You've all heard the news - investment houses going bankrupt, being sold off to retail banks, large insurance companies being nationalized - all within the span of a couple of weeks. What amazes me the most is the sort of numbers floating around. A year ago the market capitalization of these busted companies was 100s of billions of dollars. They employed 10s of thousands of people, including ivy league-educated finance jocks and MBAs. Their stock prices seemed to go up, up and away - a complete endorsement of their magical money making ability. Then, ignominiously, they went broke.
Monetary circulation is a closed entity - dollars don't just float away into outer space. So I am thinking - where did all those loaned dollars go? To understand that, lets look at Mr. John Doe's 4-bed/3-bath home in suburban San Diego that was built ca. 2004 and bought by Mr. Doe at a hefty price via a loan. Say Mr. Doe has fallen behind on his payments in 2008, therefore adding to the toxicity of the CDOs - Collateralized Debt Obligations - that wrongly counted Mr. Doe's mortgage as AAA+ reliable. But all this happened in 2008. Where did the money go to in 2004?
The developer bought the land from the state. Therefore a part of the loan capital went to the state. The house itself was built using superior building materials (expensive house) and therefore, part of that capital flowed into the pockets of the building material company shareholders - the glass company, the wood company, the lighting company etc. A big part of the house price was profit for the builder/architect company and therefore, it went to these companies' shareholders. There was Latin American labor to built the house, and so some of the money went to Latin America via Western Union transfers. Some more must have flowed to China for building materials, or perhaps to Italy for the Italian marble.

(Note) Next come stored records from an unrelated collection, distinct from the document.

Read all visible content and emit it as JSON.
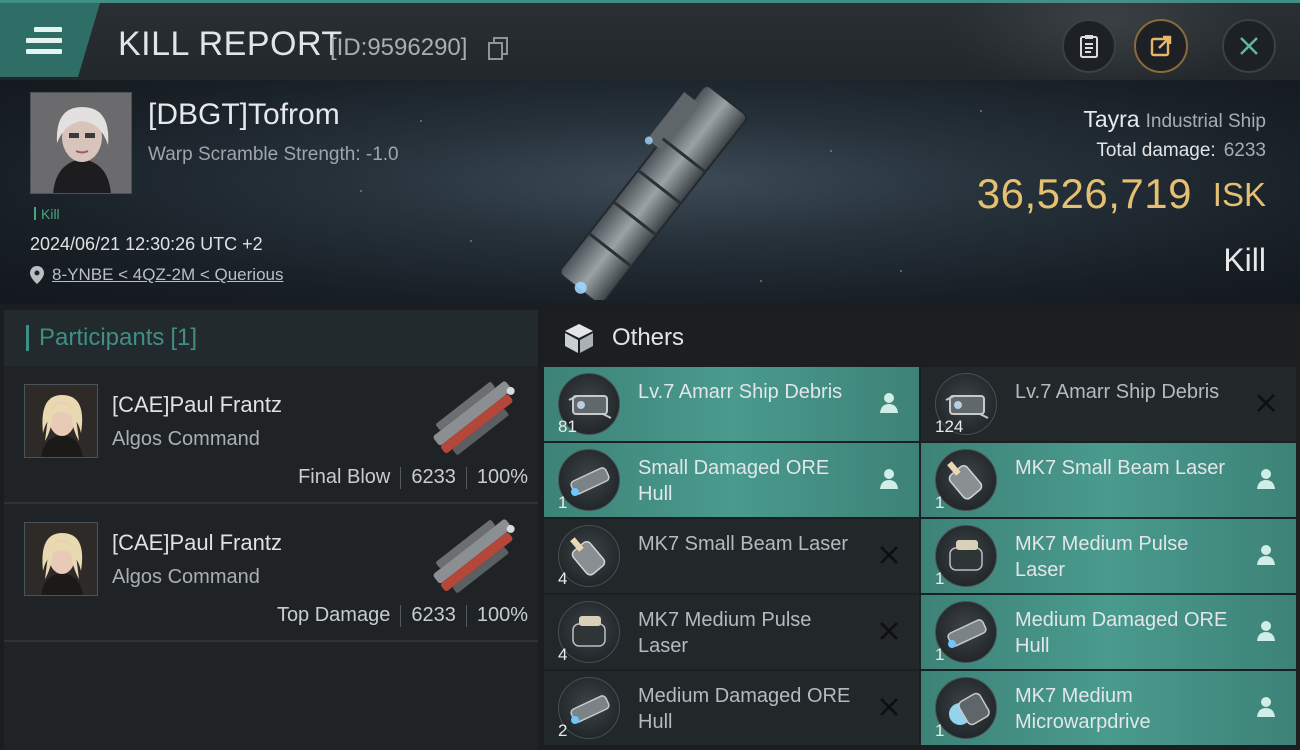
{
  "header": {
    "title": "KILL REPORT",
    "id_text": "[ID:9596290]"
  },
  "victim": {
    "pilot": "[DBGT]Tofrom",
    "warp_scramble": "Warp Scramble Strength: -1.0",
    "tag": "Kill",
    "datetime": "2024/06/21 12:30:26 UTC +2",
    "location": "8-YNBE < 4QZ-2M < Querious",
    "ship_name": "Tayra",
    "ship_class": "Industrial Ship",
    "total_damage_label": "Total damage:",
    "total_damage_value": "6233",
    "isk_value": "36,526,719",
    "isk_unit": "ISK",
    "result": "Kill"
  },
  "participants": {
    "title": "Participants",
    "count": "[1]",
    "rows": [
      {
        "name": "[CAE]Paul Frantz",
        "ship": "Algos Command",
        "role": "Final Blow",
        "damage": "6233",
        "percent": "100%"
      },
      {
        "name": "[CAE]Paul Frantz",
        "ship": "Algos Command",
        "role": "Top Damage",
        "damage": "6233",
        "percent": "100%"
      }
    ]
  },
  "others": {
    "title": "Others",
    "items": [
      {
        "name": "Lv.7 Amarr Ship Debris",
        "qty": "81",
        "status": "dropped",
        "icon": "debris-icon"
      },
      {
        "name": "Lv.7 Amarr Ship Debris",
        "qty": "124",
        "status": "destroyed",
        "icon": "debris-icon"
      },
      {
        "name": "Small Damaged ORE Hull",
        "qty": "1",
        "status": "dropped",
        "icon": "hull-icon"
      },
      {
        "name": "MK7 Small Beam Laser",
        "qty": "1",
        "status": "dropped",
        "icon": "laser-icon"
      },
      {
        "name": "MK7 Small Beam Laser",
        "qty": "4",
        "status": "destroyed",
        "icon": "laser-icon"
      },
      {
        "name": "MK7 Medium Pulse Laser",
        "qty": "1",
        "status": "dropped",
        "icon": "pulse-laser-icon"
      },
      {
        "name": "MK7 Medium Pulse Laser",
        "qty": "4",
        "status": "destroyed",
        "icon": "pulse-laser-icon"
      },
      {
        "name": "Medium Damaged ORE Hull",
        "qty": "1",
        "status": "dropped",
        "icon": "hull-icon"
      },
      {
        "name": "Medium Damaged ORE Hull",
        "qty": "2",
        "status": "destroyed",
        "icon": "hull-icon"
      },
      {
        "name": "MK7 Medium Microwarpdrive",
        "qty": "1",
        "status": "dropped",
        "icon": "microwarpdrive-icon"
      }
    ]
  },
  "colors": {
    "accent": "#3f8f85",
    "dropped_bg": "#4a9a8e",
    "isk": "#e5bf72"
  }
}
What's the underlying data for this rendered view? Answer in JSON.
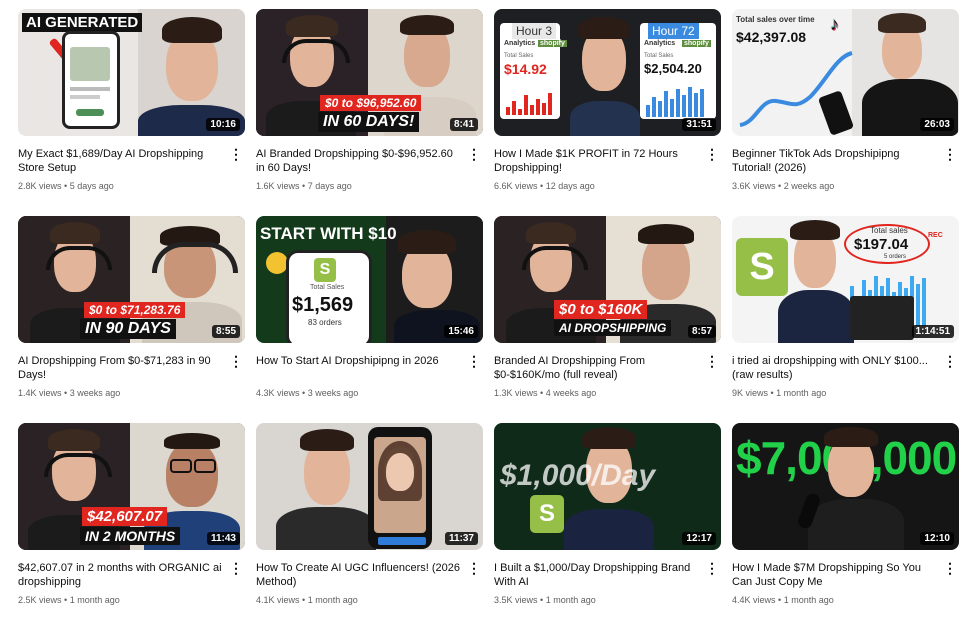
{
  "videos": [
    {
      "title": "My Exact $1,689/Day AI Dropshipping Store Setup",
      "views": "2.8K views",
      "age": "5 days ago",
      "duration": "10:16",
      "overlay": "AI GENERATED"
    },
    {
      "title": "AI Branded Dropshipping $0-$96,952.60 in 60 Days!",
      "views": "1.6K views",
      "age": "7 days ago",
      "duration": "8:41",
      "overlay1": "$0 to $96,952.60",
      "overlay2": "IN 60 DAYS!"
    },
    {
      "title": "How I Made $1K PROFIT in 72 Hours Dropshipping!",
      "views": "6.6K views",
      "age": "12 days ago",
      "duration": "31:51",
      "left_label": "Hour 3",
      "left_value": "$14.92",
      "right_label": "Hour 72",
      "right_value": "$2,504.20",
      "brand": "shopify",
      "analytics": "Analytics",
      "total_sales": "Total Sales"
    },
    {
      "title": "Beginner TikTok Ads Dropshipipng Tutorial! (2026)",
      "views": "3.6K views",
      "age": "2 weeks ago",
      "duration": "26:03",
      "overlay1": "Total sales over time",
      "overlay2": "$42,397.08"
    },
    {
      "title": "AI Dropshipping From $0-$71,283 in 90 Days!",
      "views": "1.4K views",
      "age": "3 weeks ago",
      "duration": "8:55",
      "overlay1": "$0 to $71,283.76",
      "overlay2": "IN 90 DAYS"
    },
    {
      "title": "How To Start AI Dropshipipng in 2026",
      "views": "4.3K views",
      "age": "3 weeks ago",
      "duration": "15:46",
      "overlay1": "START WITH $10",
      "overlay2": "Total Sales",
      "overlay3": "$1,569",
      "overlay4": "83 orders"
    },
    {
      "title": "Branded AI Dropshipping From $0-$160K/mo (full reveal)",
      "views": "1.3K views",
      "age": "4 weeks ago",
      "duration": "8:57",
      "overlay1": "$0 to $160K",
      "overlay2": "AI DROPSHIPPING"
    },
    {
      "title": "i tried ai dropshipping with ONLY $100... (raw results)",
      "views": "9K views",
      "age": "1 month ago",
      "duration": "1:14:51",
      "overlay1": "Total sales",
      "overlay2": "$197.04",
      "overlay3": "5 orders",
      "rec": "REC"
    },
    {
      "title": "$42,607.07 in 2 months with ORGANIC ai dropshipping",
      "views": "2.5K views",
      "age": "1 month ago",
      "duration": "11:43",
      "overlay1": "$42,607.07",
      "overlay2": "IN 2 MONTHS"
    },
    {
      "title": "How To Create AI UGC Influencers! (2026 Method)",
      "views": "4.1K views",
      "age": "1 month ago",
      "duration": "11:37"
    },
    {
      "title": "I Built a $1,000/Day Dropshipping Brand With AI",
      "views": "3.5K views",
      "age": "1 month ago",
      "duration": "12:17",
      "overlay1": "$1,000/Day"
    },
    {
      "title": "How I Made $7M Dropshipping So You Can Just Copy Me",
      "views": "4.4K views",
      "age": "1 month ago",
      "duration": "12:10",
      "overlay1": "$7,000,000"
    }
  ],
  "menu_glyph": "⋮",
  "separator": " • "
}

Now the key point is that the value of the asset handed to Mr. Doe was supposed to rise as time went by, because this house was in the San Diego area, with the beautiful Southern California climate, the wonderful, peaceful, and happy society, the good public school in the neighborhood, and consequently the never ending demand for housing as people from all over the world came looking for a piece of this beautiful part of the world. In fact, Mr. Doe bought the house factoring all this into the future equation to pay back the hefty mortgage. In the worst case (he thought), he could just sell the house and pay back the mortgage, making a neat sum for himself. And until he sold, he could live a good life in the expensive home.
Unfortunately for Mr. Doe (and everyone else), the price of his house actually fell, and this voided the whole argument of the previous paragraph. Now if Mr. Doe's house goes into foreclosure, Mr. Doe's lending bank will only recover the reduced price of the house. The notional and fluffy value described in the previous paragraph could not be converted back into hard money when it was needed in 2008. Money has been lost, and this fact bubbles up to all those CDOs on Wall Street. Until the value of the asset -that house - rises again, there is no way to fix the problem.